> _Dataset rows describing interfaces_
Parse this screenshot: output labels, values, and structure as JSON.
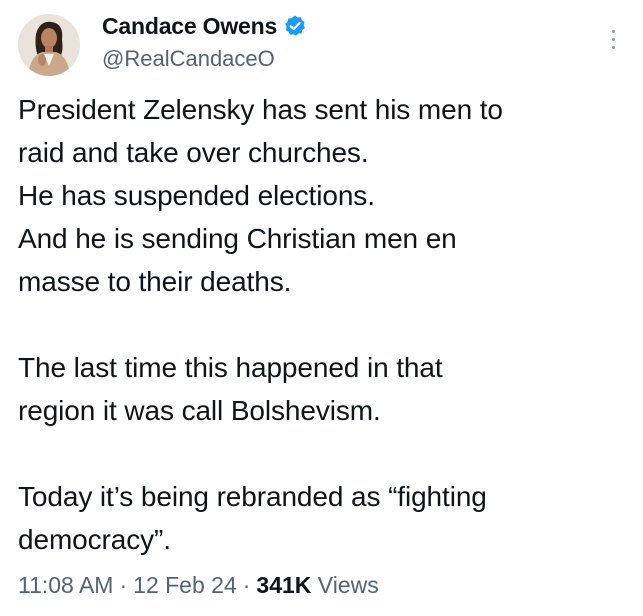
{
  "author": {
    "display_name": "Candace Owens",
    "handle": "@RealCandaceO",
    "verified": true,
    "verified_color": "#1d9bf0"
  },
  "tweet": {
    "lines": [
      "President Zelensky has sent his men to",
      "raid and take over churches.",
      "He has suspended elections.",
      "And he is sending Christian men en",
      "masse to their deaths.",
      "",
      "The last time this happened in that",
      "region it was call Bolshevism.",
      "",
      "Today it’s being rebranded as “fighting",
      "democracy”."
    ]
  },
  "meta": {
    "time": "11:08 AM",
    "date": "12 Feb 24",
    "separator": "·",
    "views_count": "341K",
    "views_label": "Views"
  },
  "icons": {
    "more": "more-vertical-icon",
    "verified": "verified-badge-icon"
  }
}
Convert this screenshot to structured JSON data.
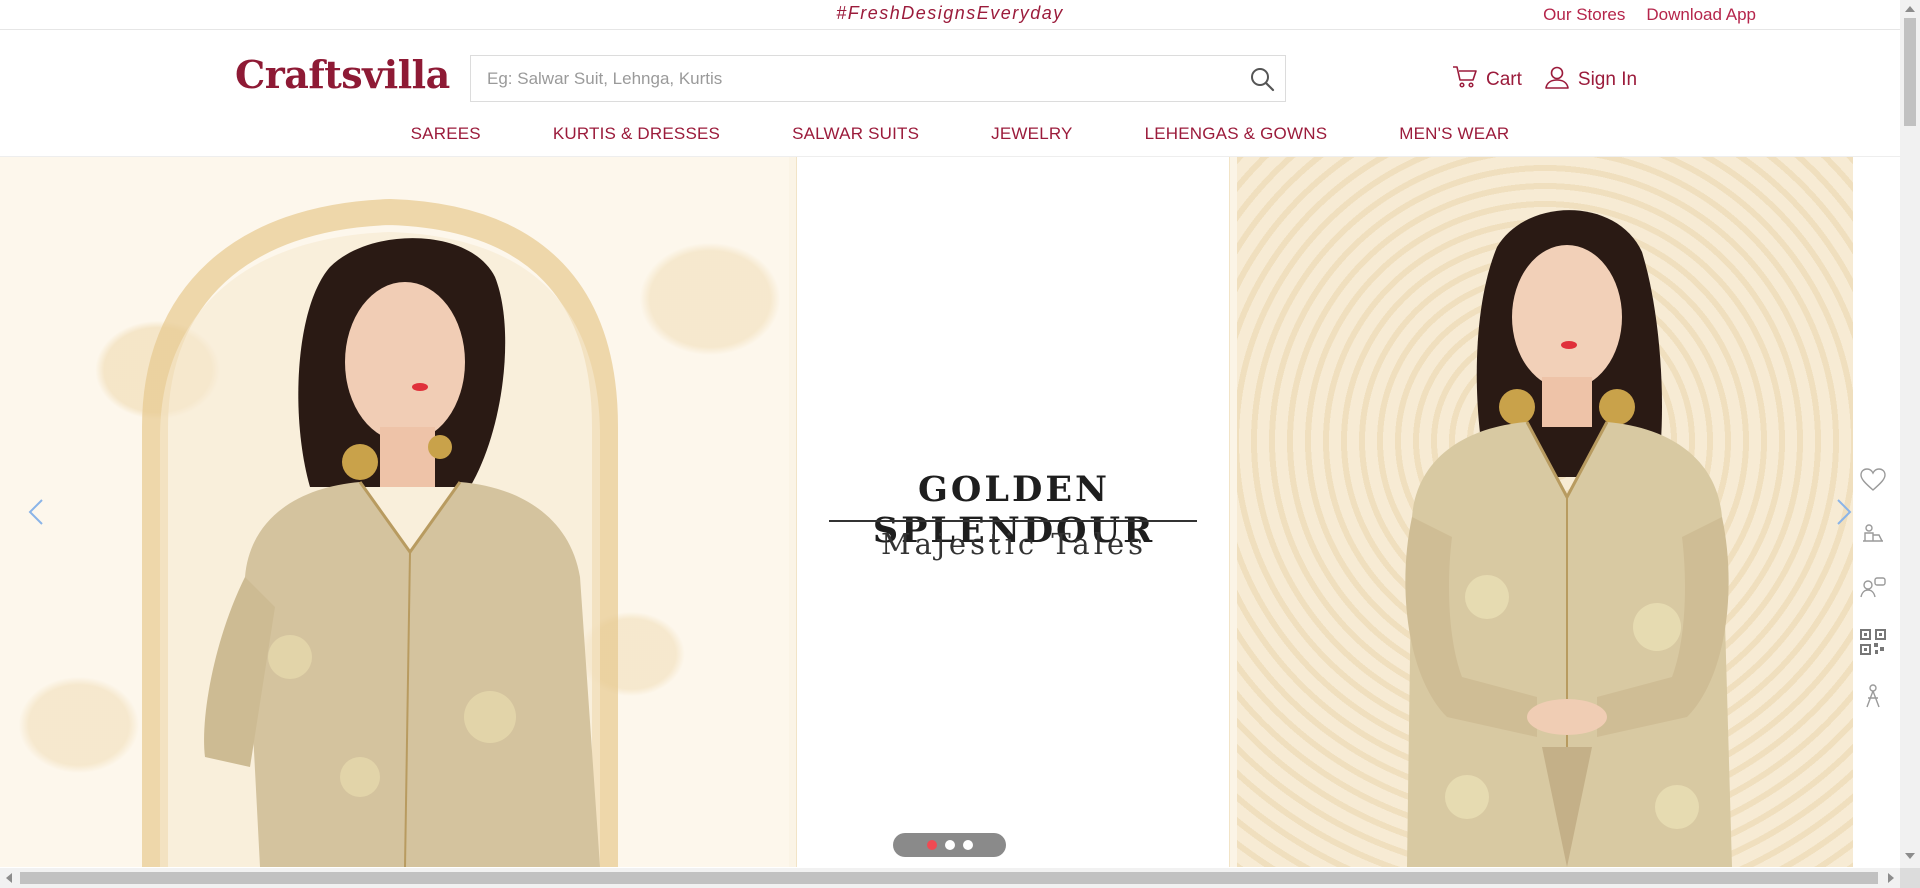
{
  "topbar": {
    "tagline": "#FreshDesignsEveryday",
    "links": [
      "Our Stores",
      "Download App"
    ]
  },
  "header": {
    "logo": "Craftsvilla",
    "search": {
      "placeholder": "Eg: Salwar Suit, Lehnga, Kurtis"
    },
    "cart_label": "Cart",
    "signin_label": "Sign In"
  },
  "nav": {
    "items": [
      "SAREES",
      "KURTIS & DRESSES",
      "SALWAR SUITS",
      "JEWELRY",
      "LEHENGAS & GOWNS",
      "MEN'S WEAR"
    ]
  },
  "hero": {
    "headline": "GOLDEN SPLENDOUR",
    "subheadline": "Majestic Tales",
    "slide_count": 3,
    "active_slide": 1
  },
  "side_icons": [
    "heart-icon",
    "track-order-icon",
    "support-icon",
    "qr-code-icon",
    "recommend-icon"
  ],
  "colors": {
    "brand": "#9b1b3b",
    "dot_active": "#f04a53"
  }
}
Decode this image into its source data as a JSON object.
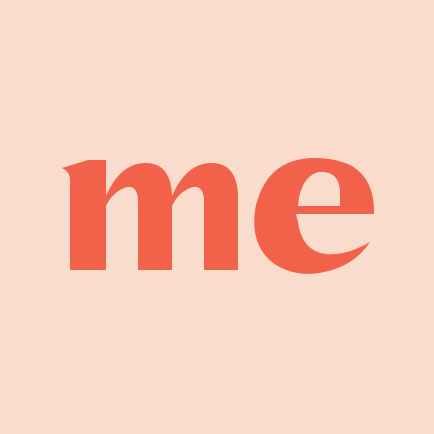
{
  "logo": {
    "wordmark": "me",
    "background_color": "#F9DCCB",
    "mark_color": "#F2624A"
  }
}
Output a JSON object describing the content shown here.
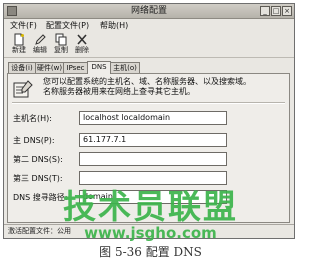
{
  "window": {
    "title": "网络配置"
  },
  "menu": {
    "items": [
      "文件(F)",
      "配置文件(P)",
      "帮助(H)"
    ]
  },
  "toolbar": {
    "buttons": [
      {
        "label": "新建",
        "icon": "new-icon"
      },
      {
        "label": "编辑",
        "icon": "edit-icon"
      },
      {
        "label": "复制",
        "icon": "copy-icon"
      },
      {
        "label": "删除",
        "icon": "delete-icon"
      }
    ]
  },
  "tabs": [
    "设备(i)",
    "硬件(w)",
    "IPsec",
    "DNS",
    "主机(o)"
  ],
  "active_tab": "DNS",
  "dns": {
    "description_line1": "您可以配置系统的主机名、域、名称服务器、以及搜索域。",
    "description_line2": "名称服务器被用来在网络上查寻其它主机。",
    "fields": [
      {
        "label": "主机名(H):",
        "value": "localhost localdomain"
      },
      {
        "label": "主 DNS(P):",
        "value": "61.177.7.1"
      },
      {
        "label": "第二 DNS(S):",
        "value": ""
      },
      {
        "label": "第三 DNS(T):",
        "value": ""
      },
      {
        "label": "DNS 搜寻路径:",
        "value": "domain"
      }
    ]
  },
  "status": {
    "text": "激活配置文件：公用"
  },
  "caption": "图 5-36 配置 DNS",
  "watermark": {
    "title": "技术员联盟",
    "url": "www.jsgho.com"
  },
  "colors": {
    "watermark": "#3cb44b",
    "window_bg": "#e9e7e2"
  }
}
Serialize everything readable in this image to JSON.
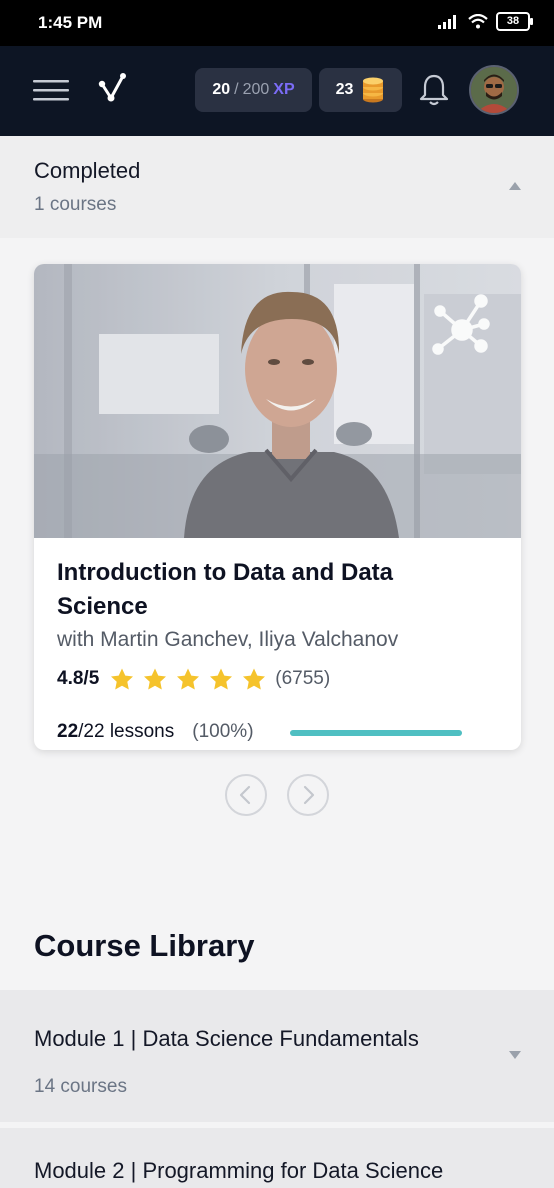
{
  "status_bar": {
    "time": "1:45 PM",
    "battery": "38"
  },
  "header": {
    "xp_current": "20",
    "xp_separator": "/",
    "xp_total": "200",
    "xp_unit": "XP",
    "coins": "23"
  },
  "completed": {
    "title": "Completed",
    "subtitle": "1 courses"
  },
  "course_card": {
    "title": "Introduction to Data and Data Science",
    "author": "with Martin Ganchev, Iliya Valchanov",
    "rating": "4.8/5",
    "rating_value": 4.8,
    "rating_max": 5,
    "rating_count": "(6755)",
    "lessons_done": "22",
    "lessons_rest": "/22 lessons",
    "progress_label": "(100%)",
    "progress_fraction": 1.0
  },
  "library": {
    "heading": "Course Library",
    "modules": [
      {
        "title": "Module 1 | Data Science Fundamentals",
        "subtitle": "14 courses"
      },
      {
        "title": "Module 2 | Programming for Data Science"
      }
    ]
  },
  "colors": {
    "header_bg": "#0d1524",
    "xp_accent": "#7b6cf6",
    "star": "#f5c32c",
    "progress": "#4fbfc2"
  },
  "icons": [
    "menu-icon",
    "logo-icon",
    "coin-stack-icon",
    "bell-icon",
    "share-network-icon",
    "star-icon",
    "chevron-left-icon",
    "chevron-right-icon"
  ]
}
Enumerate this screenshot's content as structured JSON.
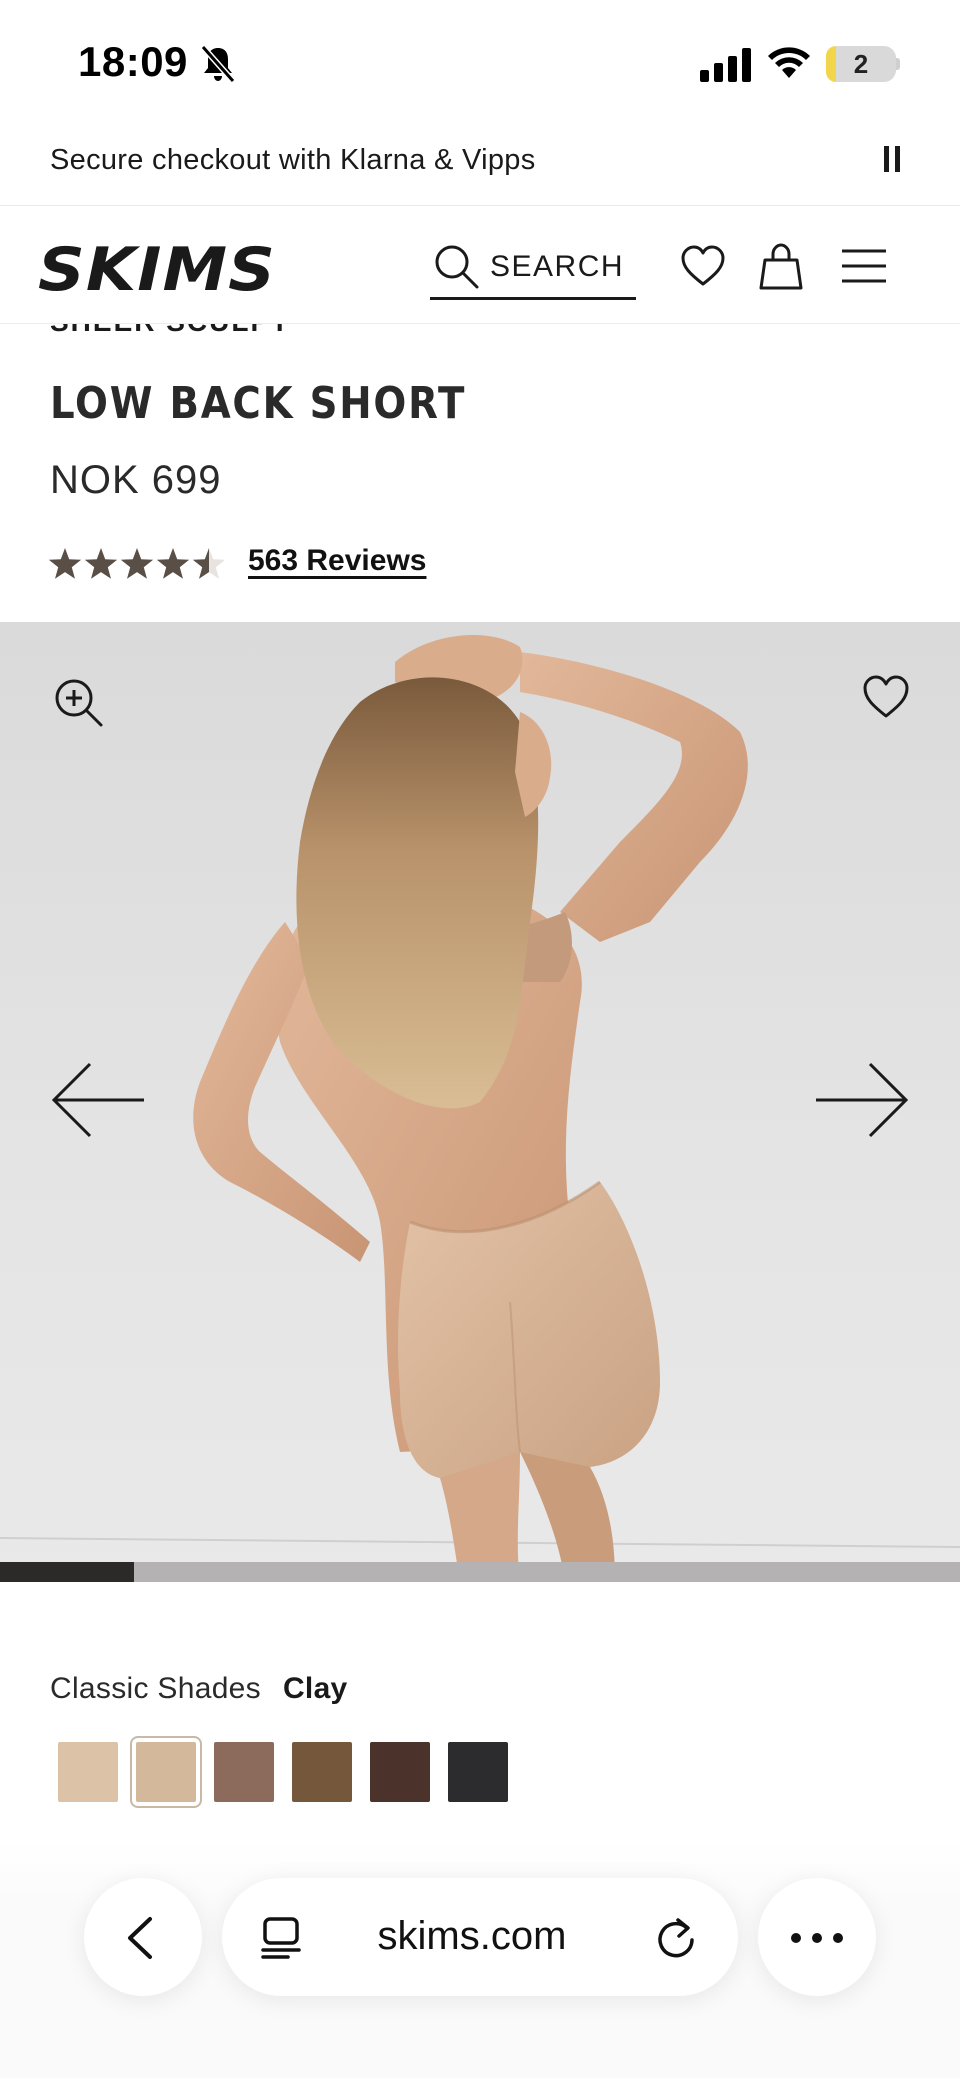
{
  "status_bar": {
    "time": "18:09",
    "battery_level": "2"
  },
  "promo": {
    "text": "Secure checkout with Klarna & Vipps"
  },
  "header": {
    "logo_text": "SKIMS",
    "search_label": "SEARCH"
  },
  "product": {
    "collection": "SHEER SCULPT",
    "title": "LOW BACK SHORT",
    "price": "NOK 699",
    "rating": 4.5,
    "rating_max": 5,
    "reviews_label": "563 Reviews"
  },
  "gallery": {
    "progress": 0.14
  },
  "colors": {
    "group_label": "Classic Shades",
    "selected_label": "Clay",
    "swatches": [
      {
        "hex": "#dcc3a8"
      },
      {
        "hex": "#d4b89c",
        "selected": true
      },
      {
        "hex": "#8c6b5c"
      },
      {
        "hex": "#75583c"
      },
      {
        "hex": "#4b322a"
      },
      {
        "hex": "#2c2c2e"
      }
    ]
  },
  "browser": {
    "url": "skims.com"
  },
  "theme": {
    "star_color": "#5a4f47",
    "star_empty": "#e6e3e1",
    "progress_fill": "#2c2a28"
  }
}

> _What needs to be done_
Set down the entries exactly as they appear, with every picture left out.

> _Answer for this exercise_
Parse this screenshot: output labels, values, and structure as JSON.
{
  "author": {
    "display_name": "Candace Owens",
    "handle": "@RealCandaceO",
    "verified": true,
    "verified_color": "#1d9bf0"
  },
  "tweet": {
    "lines": [
      "President Zelensky has sent his men to",
      "raid and take over churches.",
      "He has suspended elections.",
      "And he is sending Christian men en",
      "masse to their deaths.",
      "",
      "The last time this happened in that",
      "region it was call Bolshevism.",
      "",
      "Today it’s being rebranded as “fighting",
      "democracy”."
    ]
  },
  "meta": {
    "time": "11:08 AM",
    "date": "12 Feb 24",
    "separator": "·",
    "views_count": "341K",
    "views_label": "Views"
  },
  "icons": {
    "more": "more-vertical-icon",
    "verified": "verified-badge-icon"
  }
}
Convert this screenshot to structured JSON data.
{
  "topbar": {
    "tagline": "#FreshDesignsEveryday",
    "links": [
      "Our Stores",
      "Download App"
    ]
  },
  "header": {
    "logo": "Craftsvilla",
    "search": {
      "placeholder": "Eg: Salwar Suit, Lehnga, Kurtis"
    },
    "cart_label": "Cart",
    "signin_label": "Sign In"
  },
  "nav": {
    "items": [
      "SAREES",
      "KURTIS & DRESSES",
      "SALWAR SUITS",
      "JEWELRY",
      "LEHENGAS & GOWNS",
      "MEN'S WEAR"
    ]
  },
  "hero": {
    "headline": "GOLDEN SPLENDOUR",
    "subheadline": "Majestic Tales",
    "slide_count": 3,
    "active_slide": 1
  },
  "side_icons": [
    "heart-icon",
    "track-order-icon",
    "support-icon",
    "qr-code-icon",
    "recommend-icon"
  ],
  "colors": {
    "brand": "#9b1b3b",
    "dot_active": "#f04a53"
  }
}
Decode this image into its source data as a JSON object.
{
  "logo": {
    "wordmark": "me",
    "background_color": "#F9DCCB",
    "mark_color": "#F2624A"
  }
}
Output a JSON object describing the content shown here.
{
  "window": {
    "title": "网络配置"
  },
  "menu": {
    "items": [
      "文件(F)",
      "配置文件(P)",
      "帮助(H)"
    ]
  },
  "toolbar": {
    "buttons": [
      {
        "label": "新建",
        "icon": "new-icon"
      },
      {
        "label": "编辑",
        "icon": "edit-icon"
      },
      {
        "label": "复制",
        "icon": "copy-icon"
      },
      {
        "label": "删除",
        "icon": "delete-icon"
      }
    ]
  },
  "tabs": [
    "设备(i)",
    "硬件(w)",
    "IPsec",
    "DNS",
    "主机(o)"
  ],
  "active_tab": "DNS",
  "dns": {
    "description_line1": "您可以配置系统的主机名、域、名称服务器、以及搜索域。",
    "description_line2": "名称服务器被用来在网络上查寻其它主机。",
    "fields": [
      {
        "label": "主机名(H):",
        "value": "localhost localdomain"
      },
      {
        "label": "主 DNS(P):",
        "value": "61.177.7.1"
      },
      {
        "label": "第二 DNS(S):",
        "value": ""
      },
      {
        "label": "第三 DNS(T):",
        "value": ""
      },
      {
        "label": "DNS 搜寻路径:",
        "value": "domain"
      }
    ]
  },
  "status": {
    "text": "激活配置文件：公用"
  },
  "caption": "图 5-36 配置 DNS",
  "watermark": {
    "title": "技术员联盟",
    "url": "www.jsgho.com"
  },
  "colors": {
    "watermark": "#3cb44b",
    "window_bg": "#e9e7e2"
  }
}
Serialize everything readable in this image to JSON.
{
  "status_bar": {
    "time": "1:45 PM",
    "battery": "38"
  },
  "header": {
    "xp_current": "20",
    "xp_separator": "/",
    "xp_total": "200",
    "xp_unit": "XP",
    "coins": "23"
  },
  "completed": {
    "title": "Completed",
    "subtitle": "1 courses"
  },
  "course_card": {
    "title": "Introduction to Data and Data Science",
    "author": "with Martin Ganchev, Iliya Valchanov",
    "rating": "4.8/5",
    "rating_value": 4.8,
    "rating_max": 5,
    "rating_count": "(6755)",
    "lessons_done": "22",
    "lessons_rest": "/22 lessons",
    "progress_label": "(100%)",
    "progress_fraction": 1.0
  },
  "library": {
    "heading": "Course Library",
    "modules": [
      {
        "title": "Module 1 | Data Science Fundamentals",
        "subtitle": "14 courses"
      },
      {
        "title": "Module 2 | Programming for Data Science"
      }
    ]
  },
  "colors": {
    "header_bg": "#0d1524",
    "xp_accent": "#7b6cf6",
    "star": "#f5c32c",
    "progress": "#4fbfc2"
  },
  "icons": [
    "menu-icon",
    "logo-icon",
    "coin-stack-icon",
    "bell-icon",
    "share-network-icon",
    "star-icon",
    "chevron-left-icon",
    "chevron-right-icon"
  ]
}
Enumerate this screenshot's content as structured JSON.
{
  "status_bar": {
    "time": "18:09",
    "battery_level": "2"
  },
  "promo": {
    "text": "Secure checkout with Klarna & Vipps"
  },
  "header": {
    "logo_text": "SKIMS",
    "search_label": "SEARCH"
  },
  "product": {
    "collection": "SHEER SCULPT",
    "title": "LOW BACK SHORT",
    "price": "NOK 699",
    "rating": 4.5,
    "rating_max": 5,
    "reviews_label": "563 Reviews"
  },
  "gallery": {
    "progress": 0.14
  },
  "colors": {
    "group_label": "Classic Shades",
    "selected_label": "Clay",
    "swatches": [
      {
        "hex": "#dcc3a8"
      },
      {
        "hex": "#d4b89c",
        "selected": true
      },
      {
        "hex": "#8c6b5c"
      },
      {
        "hex": "#75583c"
      },
      {
        "hex": "#4b322a"
      },
      {
        "hex": "#2c2c2e"
      }
    ]
  },
  "browser": {
    "url": "skims.com"
  },
  "theme": {
    "star_color": "#5a4f47",
    "star_empty": "#e6e3e1",
    "progress_fill": "#2c2a28"
  }
}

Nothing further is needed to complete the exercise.